Work request:
Every line holding the string "User" is to be copied from the entries below.
BEGIN
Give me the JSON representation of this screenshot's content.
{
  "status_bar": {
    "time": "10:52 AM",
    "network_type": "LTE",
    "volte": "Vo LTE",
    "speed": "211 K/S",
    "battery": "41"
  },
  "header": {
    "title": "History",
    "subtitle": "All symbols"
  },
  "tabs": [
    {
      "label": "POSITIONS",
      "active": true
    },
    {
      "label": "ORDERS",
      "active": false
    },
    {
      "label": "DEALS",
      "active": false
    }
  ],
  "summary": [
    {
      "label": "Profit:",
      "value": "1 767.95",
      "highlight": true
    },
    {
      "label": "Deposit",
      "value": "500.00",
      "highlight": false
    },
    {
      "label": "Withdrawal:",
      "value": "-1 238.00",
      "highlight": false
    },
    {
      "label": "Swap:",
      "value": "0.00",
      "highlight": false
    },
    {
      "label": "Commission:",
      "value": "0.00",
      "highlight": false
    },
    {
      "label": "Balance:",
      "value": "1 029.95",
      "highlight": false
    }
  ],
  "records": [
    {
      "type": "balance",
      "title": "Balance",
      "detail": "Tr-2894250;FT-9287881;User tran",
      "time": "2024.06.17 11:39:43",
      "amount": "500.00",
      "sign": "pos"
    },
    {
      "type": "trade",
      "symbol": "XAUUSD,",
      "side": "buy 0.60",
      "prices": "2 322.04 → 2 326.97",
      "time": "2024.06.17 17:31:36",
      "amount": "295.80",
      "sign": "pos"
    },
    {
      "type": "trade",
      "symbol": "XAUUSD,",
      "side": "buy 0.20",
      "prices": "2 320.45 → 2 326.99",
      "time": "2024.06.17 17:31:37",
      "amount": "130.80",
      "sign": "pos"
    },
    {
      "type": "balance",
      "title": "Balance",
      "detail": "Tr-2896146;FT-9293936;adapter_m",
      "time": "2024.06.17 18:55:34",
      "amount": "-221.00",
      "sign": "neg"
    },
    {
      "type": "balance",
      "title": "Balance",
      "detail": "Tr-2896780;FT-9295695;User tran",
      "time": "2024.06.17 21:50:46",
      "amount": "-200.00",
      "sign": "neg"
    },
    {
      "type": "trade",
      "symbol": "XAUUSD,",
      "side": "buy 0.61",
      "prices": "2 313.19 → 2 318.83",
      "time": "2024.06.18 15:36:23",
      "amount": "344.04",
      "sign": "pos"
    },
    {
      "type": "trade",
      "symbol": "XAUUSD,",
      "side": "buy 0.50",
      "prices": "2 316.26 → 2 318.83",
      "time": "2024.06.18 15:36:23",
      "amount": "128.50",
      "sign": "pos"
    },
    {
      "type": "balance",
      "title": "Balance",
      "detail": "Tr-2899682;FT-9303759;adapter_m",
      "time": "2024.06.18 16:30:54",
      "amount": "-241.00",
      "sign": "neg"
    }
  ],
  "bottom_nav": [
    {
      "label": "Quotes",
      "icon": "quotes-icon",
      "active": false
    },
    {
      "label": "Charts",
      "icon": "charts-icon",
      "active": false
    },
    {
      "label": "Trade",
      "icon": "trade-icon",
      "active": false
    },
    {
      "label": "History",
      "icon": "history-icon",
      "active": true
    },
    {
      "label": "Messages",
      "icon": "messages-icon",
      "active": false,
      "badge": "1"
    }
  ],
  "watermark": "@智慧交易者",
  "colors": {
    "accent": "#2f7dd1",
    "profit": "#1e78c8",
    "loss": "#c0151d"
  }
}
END
Output for this task:
      "detail": "Tr-2894250;FT-9287881;User tran",
      "detail": "Tr-2896780;FT-9295695;User tran",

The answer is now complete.